Litaba proceeded to drop another bombshell, divulging that, according to the established salary structure, Elias belonged to the category of senior Management 1.
This categorisation should have entitled him to an initial salary of M75,000. However, Elias had other plans. He ingeniously placed himself under the Executive 1 level, magically inflating his salary to M90,000.
With this revelation, Elias soon found himself suspended from his duties, and the excess funds he had spirited away from the payroll were promptly reclaimed from his delayed payments.
Litaba further remarked: â€œAfter that, he appealed the decision and we tried to negotiate with him, but were unsuccessful. As far as I am concerned, I did not receive any complaint from him or the court.â€
Supporting Litabaâ€™s account, former Director of Human Resources at NACOSEC, MpontÅ¡eng Pama Letsoela, confirmed that Eliasâ€™ position was associated with an entry point salary of M75,000, a Midpoint of M85,000, and a Maximum point of M90,000.
Letsoela offered a startling revelation that the contents of Eliasâ€™ offer letter, including his salary, were privy only to him.
â€œThe staff experienced delays in receiving their salaries, and it was only after four months when salaries were processed for the first time, that the overpaid salary of Mr. Elias was discovered.â€
During the PAC session, MP â€˜Mamarame Matela astutely pointed out that, in normal circumstances, the head of HR is not typically entrusted with payroll processing.

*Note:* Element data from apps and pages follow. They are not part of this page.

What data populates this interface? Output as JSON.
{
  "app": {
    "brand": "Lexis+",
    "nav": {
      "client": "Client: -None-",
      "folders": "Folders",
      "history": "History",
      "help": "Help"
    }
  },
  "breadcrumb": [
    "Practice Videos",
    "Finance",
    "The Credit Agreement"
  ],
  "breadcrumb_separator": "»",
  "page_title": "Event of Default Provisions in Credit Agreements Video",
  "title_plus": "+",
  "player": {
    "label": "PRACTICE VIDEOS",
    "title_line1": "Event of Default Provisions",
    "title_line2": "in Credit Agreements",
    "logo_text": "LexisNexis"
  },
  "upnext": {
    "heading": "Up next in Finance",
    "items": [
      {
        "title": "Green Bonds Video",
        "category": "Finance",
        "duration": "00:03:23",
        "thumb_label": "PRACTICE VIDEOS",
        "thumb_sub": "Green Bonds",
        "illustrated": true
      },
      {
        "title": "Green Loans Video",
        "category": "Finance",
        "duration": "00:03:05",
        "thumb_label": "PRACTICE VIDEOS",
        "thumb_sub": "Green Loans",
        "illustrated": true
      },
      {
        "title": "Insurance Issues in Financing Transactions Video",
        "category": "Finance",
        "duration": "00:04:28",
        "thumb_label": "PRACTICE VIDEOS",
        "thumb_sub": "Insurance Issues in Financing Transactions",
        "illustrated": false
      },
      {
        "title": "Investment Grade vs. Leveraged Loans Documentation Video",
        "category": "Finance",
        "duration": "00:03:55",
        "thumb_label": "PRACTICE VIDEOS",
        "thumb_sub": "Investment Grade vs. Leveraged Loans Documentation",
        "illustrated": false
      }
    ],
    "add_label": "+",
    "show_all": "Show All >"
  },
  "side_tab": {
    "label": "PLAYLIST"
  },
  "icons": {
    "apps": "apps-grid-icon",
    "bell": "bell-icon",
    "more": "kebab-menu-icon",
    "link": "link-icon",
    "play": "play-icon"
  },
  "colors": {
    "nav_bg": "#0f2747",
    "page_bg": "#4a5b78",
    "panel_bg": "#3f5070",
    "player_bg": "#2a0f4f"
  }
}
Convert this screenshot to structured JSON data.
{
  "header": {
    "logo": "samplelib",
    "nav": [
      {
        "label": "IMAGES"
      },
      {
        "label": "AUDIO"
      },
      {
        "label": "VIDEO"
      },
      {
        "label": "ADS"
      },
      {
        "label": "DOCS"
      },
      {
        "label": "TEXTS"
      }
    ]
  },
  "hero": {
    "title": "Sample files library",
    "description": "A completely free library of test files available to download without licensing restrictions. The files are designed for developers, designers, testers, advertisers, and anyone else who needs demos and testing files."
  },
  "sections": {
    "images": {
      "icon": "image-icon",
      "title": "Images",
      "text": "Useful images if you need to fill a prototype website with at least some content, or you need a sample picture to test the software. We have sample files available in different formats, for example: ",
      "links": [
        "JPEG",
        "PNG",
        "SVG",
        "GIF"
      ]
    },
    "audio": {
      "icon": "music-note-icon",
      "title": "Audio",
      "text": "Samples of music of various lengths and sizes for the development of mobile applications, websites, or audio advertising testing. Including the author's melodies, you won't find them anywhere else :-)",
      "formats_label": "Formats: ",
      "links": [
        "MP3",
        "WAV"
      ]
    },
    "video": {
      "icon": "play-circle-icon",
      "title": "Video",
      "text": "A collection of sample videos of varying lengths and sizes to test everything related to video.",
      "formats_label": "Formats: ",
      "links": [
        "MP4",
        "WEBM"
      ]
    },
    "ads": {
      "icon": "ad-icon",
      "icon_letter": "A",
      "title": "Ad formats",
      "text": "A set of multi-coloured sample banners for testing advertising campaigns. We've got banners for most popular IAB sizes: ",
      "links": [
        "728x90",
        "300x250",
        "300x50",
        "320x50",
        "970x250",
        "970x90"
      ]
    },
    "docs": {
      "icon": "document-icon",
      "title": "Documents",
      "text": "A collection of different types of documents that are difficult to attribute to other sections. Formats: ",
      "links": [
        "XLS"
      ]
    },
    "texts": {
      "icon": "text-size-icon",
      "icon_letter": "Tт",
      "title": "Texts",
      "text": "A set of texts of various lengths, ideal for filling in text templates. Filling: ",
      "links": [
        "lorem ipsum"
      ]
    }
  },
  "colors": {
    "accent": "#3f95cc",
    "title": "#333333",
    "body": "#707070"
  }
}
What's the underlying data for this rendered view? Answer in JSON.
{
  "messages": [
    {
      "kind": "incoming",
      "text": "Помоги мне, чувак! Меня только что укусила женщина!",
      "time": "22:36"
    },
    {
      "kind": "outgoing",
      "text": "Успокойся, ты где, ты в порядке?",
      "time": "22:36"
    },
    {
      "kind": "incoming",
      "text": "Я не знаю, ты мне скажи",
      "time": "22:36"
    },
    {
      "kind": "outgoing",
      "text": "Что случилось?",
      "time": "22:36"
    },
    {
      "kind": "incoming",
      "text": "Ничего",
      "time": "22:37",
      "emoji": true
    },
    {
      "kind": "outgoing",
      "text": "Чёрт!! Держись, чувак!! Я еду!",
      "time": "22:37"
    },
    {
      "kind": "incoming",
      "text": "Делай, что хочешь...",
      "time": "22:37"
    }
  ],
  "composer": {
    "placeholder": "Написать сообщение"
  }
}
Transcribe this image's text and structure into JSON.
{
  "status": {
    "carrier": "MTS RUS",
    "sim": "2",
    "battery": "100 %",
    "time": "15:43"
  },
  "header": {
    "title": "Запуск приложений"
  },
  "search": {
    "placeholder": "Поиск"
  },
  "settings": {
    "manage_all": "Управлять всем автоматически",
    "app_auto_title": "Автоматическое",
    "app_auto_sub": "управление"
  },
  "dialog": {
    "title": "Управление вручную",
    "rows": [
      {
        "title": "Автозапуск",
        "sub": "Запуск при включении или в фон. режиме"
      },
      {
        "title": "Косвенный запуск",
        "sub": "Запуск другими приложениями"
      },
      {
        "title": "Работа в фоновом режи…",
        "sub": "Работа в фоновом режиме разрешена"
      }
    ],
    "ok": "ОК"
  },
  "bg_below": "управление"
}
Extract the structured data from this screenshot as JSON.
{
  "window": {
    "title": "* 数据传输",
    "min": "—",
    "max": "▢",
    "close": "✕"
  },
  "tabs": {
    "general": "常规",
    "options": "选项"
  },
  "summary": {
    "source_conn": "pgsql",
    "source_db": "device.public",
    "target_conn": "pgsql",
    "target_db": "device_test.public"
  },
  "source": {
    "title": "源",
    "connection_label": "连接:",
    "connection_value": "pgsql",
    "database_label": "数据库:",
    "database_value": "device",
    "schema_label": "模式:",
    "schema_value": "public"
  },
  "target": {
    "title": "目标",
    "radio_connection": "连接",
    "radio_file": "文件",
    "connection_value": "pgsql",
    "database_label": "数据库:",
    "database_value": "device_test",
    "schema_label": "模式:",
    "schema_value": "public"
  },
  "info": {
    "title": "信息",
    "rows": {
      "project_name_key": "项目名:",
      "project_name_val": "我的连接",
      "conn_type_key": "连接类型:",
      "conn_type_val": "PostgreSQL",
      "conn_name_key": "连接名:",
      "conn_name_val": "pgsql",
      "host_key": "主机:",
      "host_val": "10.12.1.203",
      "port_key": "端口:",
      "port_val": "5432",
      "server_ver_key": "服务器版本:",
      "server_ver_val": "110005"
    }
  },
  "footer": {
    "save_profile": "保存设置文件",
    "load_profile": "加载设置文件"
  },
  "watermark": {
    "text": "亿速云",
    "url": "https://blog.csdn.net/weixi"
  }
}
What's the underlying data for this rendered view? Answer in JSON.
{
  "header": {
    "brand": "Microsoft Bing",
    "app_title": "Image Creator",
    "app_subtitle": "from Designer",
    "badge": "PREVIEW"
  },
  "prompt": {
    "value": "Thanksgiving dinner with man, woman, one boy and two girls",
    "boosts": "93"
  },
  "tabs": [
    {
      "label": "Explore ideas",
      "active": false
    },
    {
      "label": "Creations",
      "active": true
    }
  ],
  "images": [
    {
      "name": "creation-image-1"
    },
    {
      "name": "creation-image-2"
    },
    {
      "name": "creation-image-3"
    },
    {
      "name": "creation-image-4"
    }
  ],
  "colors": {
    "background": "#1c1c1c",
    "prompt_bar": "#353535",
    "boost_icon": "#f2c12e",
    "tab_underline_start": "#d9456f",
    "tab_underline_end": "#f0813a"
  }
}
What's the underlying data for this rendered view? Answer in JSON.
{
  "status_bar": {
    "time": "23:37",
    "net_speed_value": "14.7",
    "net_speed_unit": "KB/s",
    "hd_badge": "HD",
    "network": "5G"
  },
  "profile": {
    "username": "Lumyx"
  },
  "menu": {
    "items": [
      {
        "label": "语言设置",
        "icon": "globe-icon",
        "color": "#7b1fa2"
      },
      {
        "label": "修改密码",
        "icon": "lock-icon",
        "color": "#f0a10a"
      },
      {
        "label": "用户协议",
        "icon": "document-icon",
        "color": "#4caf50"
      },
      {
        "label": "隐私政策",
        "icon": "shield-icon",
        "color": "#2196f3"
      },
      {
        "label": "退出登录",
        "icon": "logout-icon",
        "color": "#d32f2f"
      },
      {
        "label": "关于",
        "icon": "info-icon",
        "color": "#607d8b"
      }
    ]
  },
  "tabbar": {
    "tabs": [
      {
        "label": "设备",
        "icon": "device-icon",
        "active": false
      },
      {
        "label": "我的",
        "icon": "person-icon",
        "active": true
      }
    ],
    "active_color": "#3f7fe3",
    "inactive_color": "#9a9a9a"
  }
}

This role usually falls under the purview of a payroll assistant who collaborates closely with the finance division. In Elias’ case, however, he decided to wear both hats.
In his defense before the PAC, Elias confidently stated that he received a monthly salary of M90,000, asserting that the NACOSEC salary structure was established independently of the Public Service Schedule.
He further disclosed that the structure had been proposed to the task force team after benchmarking exercises and subsequently gained approval.
Elias served as the Human Resource Manager at NACOSEC from July 2020 to December 2020, a tenure that will surely be etched in the countryâ€™s bureaucratic annals.
In the larger context, the establishment of NACOSEC was an initiative set in motion by a legal notice in June 2020, issued by the then-Minister in the Prime Ministerâ€™s office, Kemiso Mosenene.
This was part of the national strategy to combat the spread of the coronavirus.
The subsequent Auditor Generalâ€™s report, however, uncovered a multitude of irregularities in the establishment of NACOSEC.
From staff deployments to employment contracts, it appears that compliance with the existing legal framework was lacking.
The report indicated that in July 2020, the CEO of NACOSEC requested the release of government personnel from the Government Secretary (GS) to join NACOSEC.
The Auditor General said she could not establish how the expertise of those individuals would provide professional support that specifically relates to COVID-19.
She said staff deployment at NACOSEC was not done in consultation with the Public Service Commission as required by the Legal Notice No. 61 of 2020(2) rather, appointments were done by the CEO of NACOSEC.
The Auditor General also found that contracts of employment for NACOSEC staff stated that they would be paid state salaries and other benefits yet appointments were made during a national crisis, for which the Disaster Management Act accords the responsible minister powers to utilise resources â€“ human and financial â€“ that are within reach from all sectors of government.
She said officers deployed at NACOSEC were given contract appointments ranging from four to six months starting from July 2020.
Contract appointments attract benefits such as gratuity payable upon termination thereby increasing government expenditure.
â€œSome employment contracts stipulated a monthly honorarium payable to the value of M20,000 per month. That was against the government policy which requires that honoraria should not exceed M5 000 and is payable once on completion of a special assignment,â€ read the report.